More on this later.

Follow Me statue arriving on a flatbed truck at the new National Infantry Museum

Follow Me statue arriving on a flatbed truck at the new National Infantry Museum

Crane lifting Follow Me in the rotunda of the National InFantry Museum

Crane lifting Follow Me in the rotunda of the National InFantry Museum

Such a Bargain!

February 9, 2009

The National Endowment for the Arts just released a study that shows, again,  people are reading less.   You would never have guessed it by the crowds that converged on the Columbus Public Library over the weekend for the Friends of the Libraries annual book sale.  The crowds were larger and more money was spent on buying the books than last year. 

Friends of the Libraries Book Sale,  Columbus Public Library

Friends of the Libraries Book Sale, Columbus Public Library

Every type of book imaginable was on sale,  fiction, non-fiction, history,  textbooks,  rare books,  religion,  fantasy, and science fiction,  all donated by the public.  Except for the few rare books that sold in the $50 range,  the rest sold for $1 for hardbacks,  $.50 for trade-backs, and $.25 for paperbacks.

Who gets the money that is made after expenses? Friends of the Libraries.  What does it do with it?  Gives it to the Chattahoochee Valley Libraries.  That’s the whole idea behind Friends,  supporting the public library system.

Being a longtime supporter,   I work in the book store every other Tuesday.  It was fun learning to operate the cash register.  This year,  I am honored to be on the organization’s board of directors.  I do it because libraries are such wonderful places that offer the world of thought to everyone absolutely free, and, while books are still  the mainstay,   they are just part of the mix,  which includes audio books,  music CDs, movie DVDs,  computers,  book signings by famous authors,  lectures and movies,  and meeting rooms for all sorts of events. 

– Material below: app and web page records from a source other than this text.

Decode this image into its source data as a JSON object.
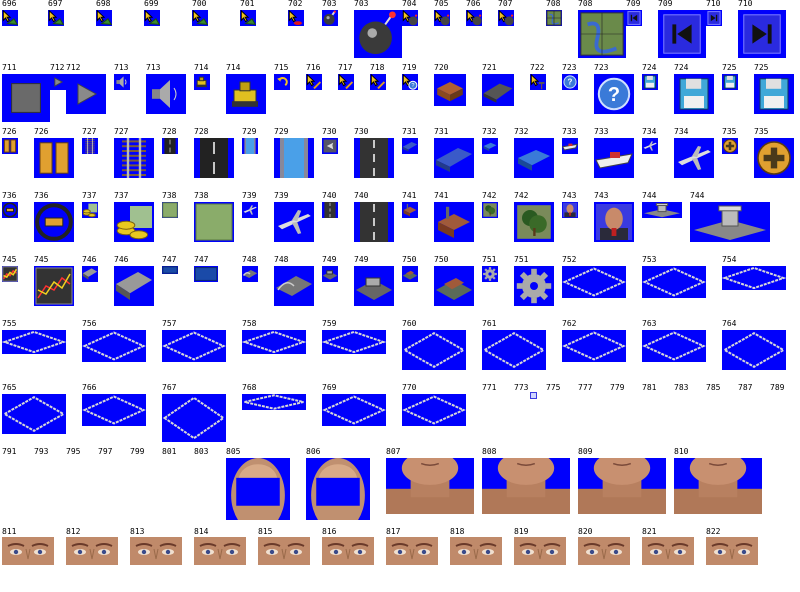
{
  "colors": {
    "background": "#0000fc",
    "diamond": "#d8d8d8"
  },
  "row1": [
    {
      "label": "696",
      "icon": "arrow-cursor-icon"
    },
    {
      "label": "697",
      "icon": "arrow-cursor-icon"
    },
    {
      "label": "698",
      "icon": "arrow-cursor-icon"
    },
    {
      "label": "699",
      "icon": "arrow-cursor-icon"
    },
    {
      "label": "700",
      "icon": "arrow-cursor-icon"
    },
    {
      "label": "701",
      "icon": "arrow-cursor-icon"
    },
    {
      "label": "702",
      "icon": "arrow-red-button-icon"
    },
    {
      "label": "703",
      "icon": "bomb-icon"
    },
    {
      "label": "703",
      "icon": "bomb-icon"
    },
    {
      "label": "704",
      "icon": "arrow-bomb-icon"
    },
    {
      "label": "705",
      "icon": "arrow-bomb-icon"
    },
    {
      "label": "706",
      "icon": "arrow-bomb-icon"
    },
    {
      "label": "707",
      "icon": "arrow-bomb-icon"
    },
    {
      "label": "708",
      "icon": "map-icon"
    },
    {
      "label": "708",
      "icon": "map-icon"
    },
    {
      "label": "709",
      "icon": "skip-back-icon"
    },
    {
      "label": "709",
      "icon": "skip-back-icon"
    },
    {
      "label": "710",
      "icon": "skip-forward-icon"
    },
    {
      "label": "710",
      "icon": "skip-forward-icon"
    }
  ],
  "row2": [
    {
      "label": "711",
      "icon": "stop-icon"
    },
    {
      "label": "712",
      "icon": "play-icon"
    },
    {
      "label": "712",
      "icon": "play-icon"
    },
    {
      "label": "713",
      "icon": "speaker-icon"
    },
    {
      "label": "713",
      "icon": "speaker-icon"
    },
    {
      "label": "714",
      "icon": "bulldozer-icon"
    },
    {
      "label": "714",
      "icon": "bulldozer-icon"
    },
    {
      "label": "715",
      "icon": "undo-icon"
    },
    {
      "label": "716",
      "icon": "arrow-pencil-icon"
    },
    {
      "label": "717",
      "icon": "arrow-pencil-icon"
    },
    {
      "label": "718",
      "icon": "arrow-pencil-icon"
    },
    {
      "label": "719",
      "icon": "arrow-help-icon"
    },
    {
      "label": "720",
      "icon": "building-icon"
    },
    {
      "label": "721",
      "icon": "platform-icon"
    },
    {
      "label": "722",
      "icon": "arrow-hammer-icon"
    },
    {
      "label": "723",
      "icon": "help-icon"
    },
    {
      "label": "723",
      "icon": "help-icon"
    },
    {
      "label": "724",
      "icon": "floppy-disk-icon"
    },
    {
      "label": "724",
      "icon": "floppy-disk-icon"
    },
    {
      "label": "725",
      "icon": "floppy-disk-icon"
    },
    {
      "label": "725",
      "icon": "floppy-disk-icon"
    }
  ],
  "row3": [
    {
      "label": "726",
      "icon": "pause-icon"
    },
    {
      "label": "726",
      "icon": "pause-icon"
    },
    {
      "label": "727",
      "icon": "rail-track-icon"
    },
    {
      "label": "727",
      "icon": "rail-track-icon"
    },
    {
      "label": "728",
      "icon": "road-icon"
    },
    {
      "label": "728",
      "icon": "road-icon"
    },
    {
      "label": "729",
      "icon": "waterway-icon"
    },
    {
      "label": "729",
      "icon": "waterway-icon"
    },
    {
      "label": "730",
      "icon": "airport-icon"
    },
    {
      "label": "730",
      "icon": "runway-icon"
    },
    {
      "label": "731",
      "icon": "train-icon"
    },
    {
      "label": "731",
      "icon": "train-icon"
    },
    {
      "label": "732",
      "icon": "truck-icon"
    },
    {
      "label": "732",
      "icon": "truck-icon"
    },
    {
      "label": "733",
      "icon": "ship-icon"
    },
    {
      "label": "733",
      "icon": "ship-icon"
    },
    {
      "label": "734",
      "icon": "aircraft-icon"
    },
    {
      "label": "734",
      "icon": "aircraft-icon"
    },
    {
      "label": "735",
      "icon": "add-icon"
    },
    {
      "label": "735",
      "icon": "add-icon"
    }
  ],
  "row4": [
    {
      "label": "736",
      "icon": "sign-icon"
    },
    {
      "label": "736",
      "icon": "sign-icon"
    },
    {
      "label": "737",
      "icon": "coins-icon"
    },
    {
      "label": "737",
      "icon": "coins-icon"
    },
    {
      "label": "738",
      "icon": "grass-icon"
    },
    {
      "label": "738",
      "icon": "grass-icon"
    },
    {
      "label": "739",
      "icon": "airplane-icon"
    },
    {
      "label": "739",
      "icon": "airplane-icon"
    },
    {
      "label": "740",
      "icon": "runway-icon"
    },
    {
      "label": "740",
      "icon": "runway-icon"
    },
    {
      "label": "741",
      "icon": "factory-icon"
    },
    {
      "label": "741",
      "icon": "factory-icon"
    },
    {
      "label": "742",
      "icon": "tree-icon"
    },
    {
      "label": "742",
      "icon": "tree-icon"
    },
    {
      "label": "743",
      "icon": "person-icon"
    },
    {
      "label": "743",
      "icon": "person-icon"
    },
    {
      "label": "744",
      "icon": "airport-terminal-icon"
    },
    {
      "label": "744",
      "icon": "airport-terminal-icon"
    }
  ],
  "row5": [
    {
      "label": "745",
      "icon": "graph-icon"
    },
    {
      "label": "745",
      "icon": "graph-icon"
    },
    {
      "label": "746",
      "icon": "conveyor-icon"
    },
    {
      "label": "746",
      "icon": "conveyor-icon"
    },
    {
      "label": "747",
      "icon": "blue-block-icon"
    },
    {
      "label": "747",
      "icon": "blue-block-icon"
    },
    {
      "label": "748",
      "icon": "bridge-icon"
    },
    {
      "label": "748",
      "icon": "bridge-icon"
    },
    {
      "label": "749",
      "icon": "depot-icon"
    },
    {
      "label": "749",
      "icon": "depot-icon"
    },
    {
      "label": "750",
      "icon": "station-icon"
    },
    {
      "label": "750",
      "icon": "station-icon"
    },
    {
      "label": "751",
      "icon": "gear-icon"
    },
    {
      "label": "751",
      "icon": "gear-icon"
    },
    {
      "label": "752",
      "icon": "diamond-icon"
    },
    {
      "label": "753",
      "icon": "diamond-icon"
    },
    {
      "label": "754",
      "icon": "diamond-icon"
    }
  ],
  "row6": [
    {
      "label": "755"
    },
    {
      "label": "756"
    },
    {
      "label": "757"
    },
    {
      "label": "758"
    },
    {
      "label": "759"
    },
    {
      "label": "760"
    },
    {
      "label": "761"
    },
    {
      "label": "762"
    },
    {
      "label": "763"
    },
    {
      "label": "764"
    }
  ],
  "row7": [
    {
      "label": "765"
    },
    {
      "label": "766"
    },
    {
      "label": "767"
    },
    {
      "label": "768"
    },
    {
      "label": "769"
    },
    {
      "label": "770"
    }
  ],
  "row7_empty": [
    "771",
    "773",
    "775",
    "777",
    "779",
    "781",
    "783",
    "785",
    "787",
    "789"
  ],
  "row8_empty": [
    "791",
    "793",
    "795",
    "797",
    "799",
    "801",
    "803"
  ],
  "row8": [
    {
      "label": "805",
      "icon": "bald-head-icon"
    },
    {
      "label": "806",
      "icon": "bald-head-icon"
    },
    {
      "label": "807",
      "icon": "chin-neck-icon"
    },
    {
      "label": "808",
      "icon": "chin-neck-icon"
    },
    {
      "label": "809",
      "icon": "chin-neck-icon"
    },
    {
      "label": "810",
      "icon": "chin-neck-icon"
    }
  ],
  "row9": [
    {
      "label": "811"
    },
    {
      "label": "812"
    },
    {
      "label": "813"
    },
    {
      "label": "814"
    },
    {
      "label": "815"
    },
    {
      "label": "816"
    },
    {
      "label": "817"
    },
    {
      "label": "818"
    },
    {
      "label": "819"
    },
    {
      "label": "820"
    },
    {
      "label": "821"
    },
    {
      "label": "822"
    }
  ]
}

Friends of the Libraries Book Store, Columbus Public Library

Friends of the Libraries Book Store, Columbus Public Library

You show me a town that has a great library system and I’ll show you a great town.   Columbus has a great library system,  thanks in no small part to Friends of the Libraries.  Maybe you’d like to join our cause.  It’s easy,  just drop by the Friends Book Store,  buy a book for peanuts,  fill out a form, pay ten bucks, and you’re a member.  You don’t really have a to buy a book to get a form,  but it would be nice.   If you join,  not only are you supporting the library system, you get benefits, such as a free book for the most expensive one (up to $5)  you buy that day.  Say you buy a $.50 paperback and a $3 hardback,  you get an additional $3 book.   Come on one of  the Tuesdays that I am there, and I will personally thank you for it.  Big deal, right?

My Garden

February 2, 2009

Some time ago I made the statement that, while I can’t promise a post every day – blogging is not my life – I would always make an effort to post something new on Mondays.  This Monday, there are a number of weighty issues I could get into,  especially with the legislature going back into session, but that would take a lot of energy,  and this epic chest cold I have isn’t leaving an abundance of that for anything but fighting it;  therefore, this Monday it’s going to be light and personal.

As I said, blogging isn’t my life.  For instance I am gardening now.  My second crop is coming in so I thought I would show it to you.  My first crop was herbs, and this one is varieties of lettuce, including Romaine.  The crop is not fully grown yet,  but will be ready for harvesting soon.

My hydroponic lettuce crop

My hydroponic lettuce crop

I can’t say that my gardening takes a lot of time and energy,  but the results are dependable and impressive.  The hydroponic garden was a Christmas gift (not this Christmas) from my niece Janet Sue Gray,  her husband Gordon, and their three sons.  It just keeps on giving.